He was recently divorced when they met in May 1971 at a reception in Los Angeles for a New York magazine editor. Simon was 64, and Jones was 52.
At that time, Jones had retreated from Hollywood and was raising her daughter by Selznick, Mary Jennifer.
Active for many years with mental-health and charity organizations, Jones was working with the Manhattan Project, a group of Salvation Army residential treatment facilities for young people addicted to narcotics. Simon said later that, of course, he found Jones beautiful but that they connected because of her activism.
Simon by that time had severed his last managerial ties to his business empire and was one of the world’s leading art collectors, mostly of old masters. By the end of May, the couple had embarked on a trip to Paris, stopping over in London, where they decided to get married.
Jones said that she had considered museums boring until she met Simon. She changed her mind on a trip to Siena, Italy, with her husband.
Jones, in turn, opened Simon’s mind to other cultures. According to Times arts reporter Suzanne Muchnic’s 1998 biography of Simon, “Odd Man In,” it was Jones, a longtime yoga practitioner, who persuaded Simon to take his first trip to India, where he was “smitten by the art of regions he had scarcely considered before.” Simon became a major force in the Indian and Southeast Asian art market.
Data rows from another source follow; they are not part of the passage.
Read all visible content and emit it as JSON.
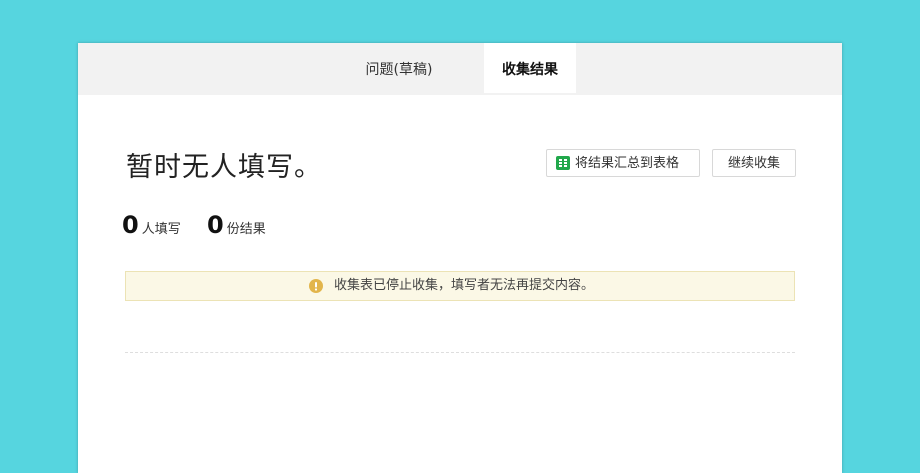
{
  "tabs": {
    "draft_label": "问题(草稿)",
    "results_label": "收集结果"
  },
  "main": {
    "title": "暂时无人填写。",
    "export_button": "将结果汇总到表格",
    "continue_button": "继续收集",
    "stats": {
      "filled_count": "0",
      "filled_label": "人填写",
      "result_count": "0",
      "result_label": "份结果"
    },
    "notice": "收集表已停止收集，填写者无法再提交内容。"
  },
  "colors": {
    "background": "#56d5df",
    "sheet_icon": "#21a84b",
    "warning_icon": "#e2b54c"
  },
  "icons": {
    "export": "spreadsheet-icon",
    "notice": "warning-icon"
  }
}
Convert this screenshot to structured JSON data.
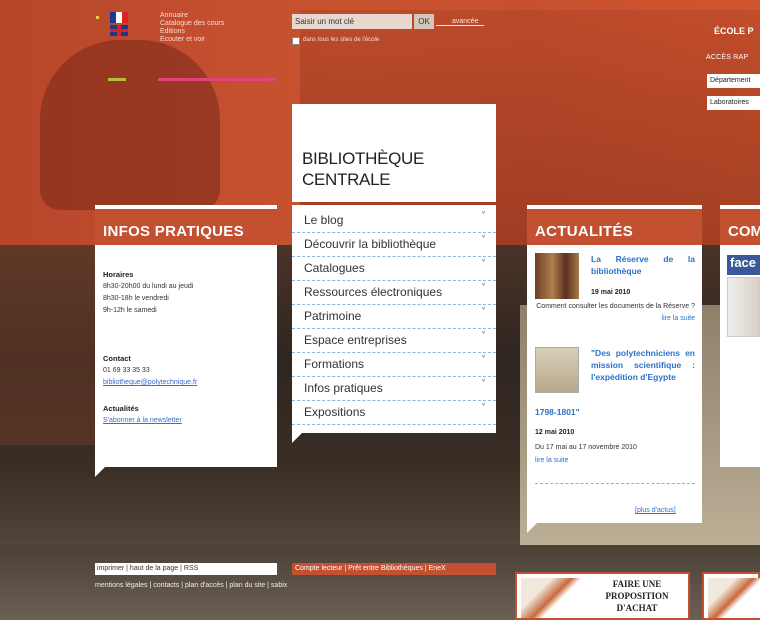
{
  "language": {
    "fr_flag": "french-flag-icon",
    "en_flag": "uk-flag-icon"
  },
  "topnav": [
    "Annuaire",
    "Catalogue des cours",
    "Editions",
    "Ecouter et voir"
  ],
  "search": {
    "placeholder": "Saisir un mot clé",
    "ok_label": "OK",
    "advanced_label": "avancée",
    "checkbox_label": "dans tous les sites de l'école"
  },
  "right_header": {
    "school": "ÉCOLE P",
    "acces": "ACCÈS RAP",
    "dept1": "Département",
    "dept2": "Laboratoires"
  },
  "title": {
    "line1": "BIBLIOTHÈQUE",
    "line2": "CENTRALE"
  },
  "menu": [
    {
      "label": "Le blog"
    },
    {
      "label": "Découvrir la bibliothèque"
    },
    {
      "label": "Catalogues"
    },
    {
      "label": "Ressources électroniques"
    },
    {
      "label": "Patrimoine"
    },
    {
      "label": "Espace entreprises"
    },
    {
      "label": "Formations"
    },
    {
      "label": "Infos pratiques"
    },
    {
      "label": "Expositions"
    }
  ],
  "chevron": "˅",
  "infos": {
    "header": "INFOS PRATIQUES",
    "horaires_title": "Horaires",
    "horaires": [
      "8h30-20h00 du lundi au jeudi",
      "8h30-18h le vendredi",
      "9h-12h le samedi"
    ],
    "contact_title": "Contact",
    "phone": "01 69 33 35 33",
    "email": "bibliotheque@polytechnique.fr",
    "actualites_title": "Actualités",
    "newsletter": "S'abonner à la newsletter"
  },
  "actu": {
    "header": "ACTUALITÉS",
    "item1": {
      "title": "La Réserve de la bibliothèque",
      "date": "19 mai 2010",
      "text": "Comment consulter les documents de la Réserve ?",
      "link": "lire la suite"
    },
    "item2": {
      "title": "\"Des polytechniciens en mission scientifique : l'expédition d'Egypte",
      "title_cont": "1798-1801\"",
      "date": "12 mai 2010",
      "text": "Du 17 mai au 17 novembre 2010",
      "link": "lire la suite"
    },
    "more": "[plus d'actus]"
  },
  "com": {
    "header": "COM",
    "fb": "face"
  },
  "footer": {
    "bar1": "imprimer | haut de la page | RSS",
    "bar2": "Compte lecteur | Prêt entre Bibliothèques | EneX",
    "bar3": "mentions légales | contacts | plan d'accès | plan du site | sabix"
  },
  "proposition": {
    "line1": "FAIRE UNE",
    "line2": "PROPOSITION",
    "line3": "D'ACHAT"
  }
}
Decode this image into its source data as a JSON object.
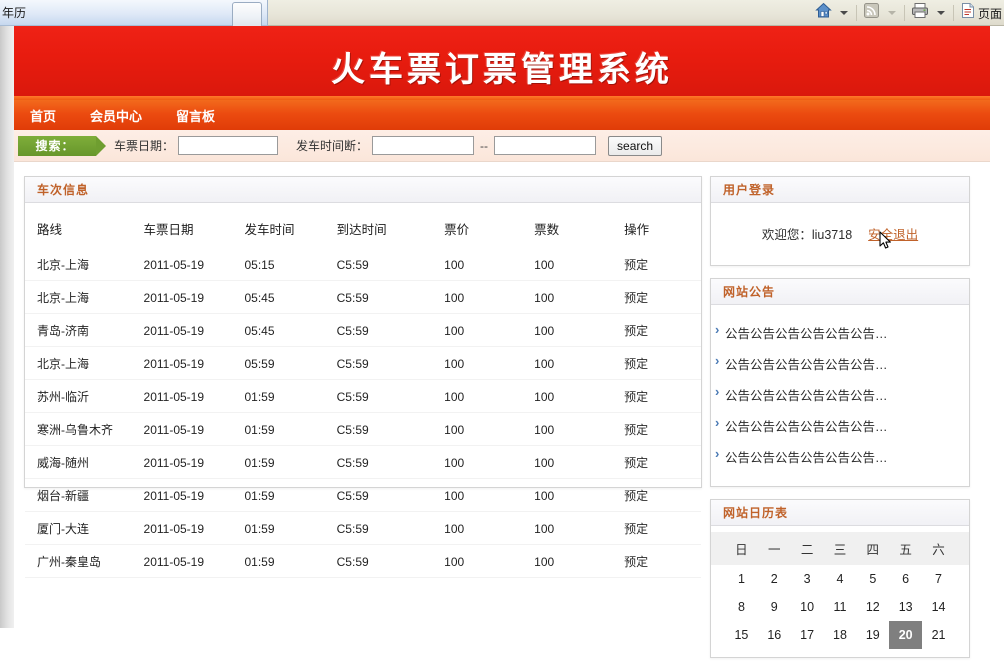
{
  "browser": {
    "tab_label": "年历",
    "new_tab_name": "new-tab",
    "toolbar": {
      "home_icon": "home-icon",
      "feeds_icon": "rss-feed-icon",
      "print_icon": "printer-icon",
      "page_icon": "page-icon",
      "page_menu_label": "页面"
    }
  },
  "banner": {
    "title": "火车票订票管理系统"
  },
  "nav": {
    "items": [
      {
        "label": "首页"
      },
      {
        "label": "会员中心"
      },
      {
        "label": "留言板"
      }
    ]
  },
  "search": {
    "tag_label": "搜索：",
    "date_label": "车票日期：",
    "date_value": "",
    "time_label": "发车时间断：",
    "time_from_value": "",
    "time_to_value": "",
    "range_separator": "--",
    "button_label": "search"
  },
  "trains_panel": {
    "title": "车次信息",
    "columns": [
      "路线",
      "车票日期",
      "发车时间",
      "到达时间",
      "票价",
      "票数",
      "操作"
    ],
    "rows": [
      {
        "route": "北京-上海",
        "date": "2011-05-19",
        "depart": "05:15",
        "arrive": "C5:59",
        "price": "100",
        "count": "100",
        "action": "预定"
      },
      {
        "route": "北京-上海",
        "date": "2011-05-19",
        "depart": "05:45",
        "arrive": "C5:59",
        "price": "100",
        "count": "100",
        "action": "预定"
      },
      {
        "route": "青岛-济南",
        "date": "2011-05-19",
        "depart": "05:45",
        "arrive": "C5:59",
        "price": "100",
        "count": "100",
        "action": "预定"
      },
      {
        "route": "北京-上海",
        "date": "2011-05-19",
        "depart": "05:59",
        "arrive": "C5:59",
        "price": "100",
        "count": "100",
        "action": "预定"
      },
      {
        "route": "苏州-临沂",
        "date": "2011-05-19",
        "depart": "01:59",
        "arrive": "C5:59",
        "price": "100",
        "count": "100",
        "action": "预定"
      },
      {
        "route": "寒洲-乌鲁木齐",
        "date": "2011-05-19",
        "depart": "01:59",
        "arrive": "C5:59",
        "price": "100",
        "count": "100",
        "action": "预定"
      },
      {
        "route": "威海-随州",
        "date": "2011-05-19",
        "depart": "01:59",
        "arrive": "C5:59",
        "price": "100",
        "count": "100",
        "action": "预定"
      },
      {
        "route": "烟台-新疆",
        "date": "2011-05-19",
        "depart": "01:59",
        "arrive": "C5:59",
        "price": "100",
        "count": "100",
        "action": "预定"
      },
      {
        "route": "厦门-大连",
        "date": "2011-05-19",
        "depart": "01:59",
        "arrive": "C5:59",
        "price": "100",
        "count": "100",
        "action": "预定"
      },
      {
        "route": "广州-秦皇岛",
        "date": "2011-05-19",
        "depart": "01:59",
        "arrive": "C5:59",
        "price": "100",
        "count": "100",
        "action": "预定"
      }
    ]
  },
  "login_panel": {
    "title": "用户登录",
    "welcome_text": "欢迎您：liu3718",
    "logout_label": "安全退出"
  },
  "notices_panel": {
    "title": "网站公告",
    "items": [
      {
        "text": "公告公告公告公告公告公告…"
      },
      {
        "text": "公告公告公告公告公告公告…"
      },
      {
        "text": "公告公告公告公告公告公告…"
      },
      {
        "text": "公告公告公告公告公告公告…"
      },
      {
        "text": "公告公告公告公告公告公告…"
      }
    ]
  },
  "calendar_panel": {
    "title": "网站日历表",
    "weekdays": [
      "日",
      "一",
      "二",
      "三",
      "四",
      "五",
      "六"
    ],
    "weeks": [
      [
        "1",
        "2",
        "3",
        "4",
        "5",
        "6",
        "7"
      ],
      [
        "8",
        "9",
        "10",
        "11",
        "12",
        "13",
        "14"
      ],
      [
        "15",
        "16",
        "17",
        "18",
        "19",
        "20",
        "21"
      ]
    ],
    "today": "20"
  },
  "colors": {
    "banner_red": "#e81c0f",
    "nav_orange": "#ec4b10",
    "search_green": "#7fae3a",
    "panel_title": "#c0622a",
    "today_highlight": "#7f7f7f"
  }
}
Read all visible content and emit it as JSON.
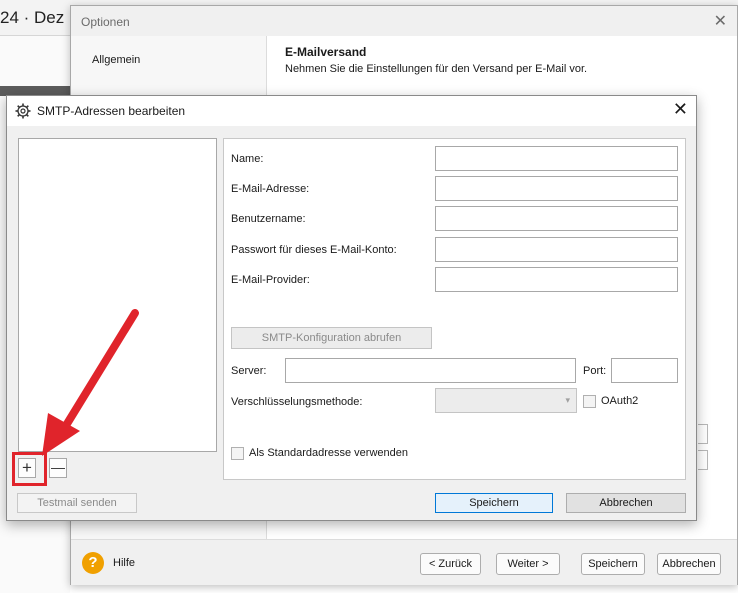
{
  "background_app": {
    "title_fragment": "24 · Dez"
  },
  "options_window": {
    "title": "Optionen",
    "close_glyph": "✕",
    "nav_item": "Allgemein",
    "heading": "E-Mailversand",
    "subheading": "Nehmen Sie die Einstellungen für den Versand per E-Mail vor.",
    "help_glyph": "?",
    "help_label": "Hilfe",
    "back_label": "< Zurück",
    "next_label": "Weiter >",
    "save_label": "Speichern",
    "cancel_label": "Abbrechen"
  },
  "smtp_dialog": {
    "title": "SMTP-Adressen bearbeiten",
    "icon": "gear-icon",
    "close_glyph": "✕",
    "add_glyph": "+",
    "remove_glyph": "—",
    "testmail_label": "Testmail senden",
    "fields": {
      "name": "Name:",
      "email": "E-Mail-Adresse:",
      "username": "Benutzername:",
      "password": "Passwort für dieses E-Mail-Konto:",
      "provider": "E-Mail-Provider:"
    },
    "fetch_config_label": "SMTP-Konfiguration abrufen",
    "server_label": "Server:",
    "port_label": "Port:",
    "encryption_label": "Verschlüsselungsmethode:",
    "select_arrow": "▾",
    "oauth_label": "OAuth2",
    "default_label": "Als Standardadresse verwenden",
    "save_label": "Speichern",
    "cancel_label": "Abbrechen"
  },
  "annotation": {
    "color": "#e0242b"
  }
}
Jones eventually became an important part of Simon’s art empire. When he became incapacitated by Guillain-Barré syndrome, he named his wife president of the Norton Simon Museum. As chairwoman of the Norton Simon Foundation Board, she oversaw the renovation in the late ‘90s of the museum’s interior, designed by museum trustee Frank Gehry, and the gardens, by landscape designer Nancy Goslee Power. She was given emeritus status in 2003.
Jones herself was surprised at the many turns her life had taken.
“Actually,” she told the Washington Post in 1977, “every time I stop to think about it, I’m really amazed. I think I’ve had an extraordinary life. And lots of times I can hardly believe it’s me.”
Jones is survived by her son Robert Walker Jr., eight grandchildren and four great-grandchildren. Her son Michael Walker died in 2007. In 1975, her daughter with Selznick, Mary Jennifer, committed suicide. Services will be private.
Luther is a former Times staff writer.
Must-read stories from the L.A. Times
Get all the day's most vital news with our Today's Headlines newsletter, sent every weekday morning.
You may occasionally receive promotional content from the Los Angeles Times.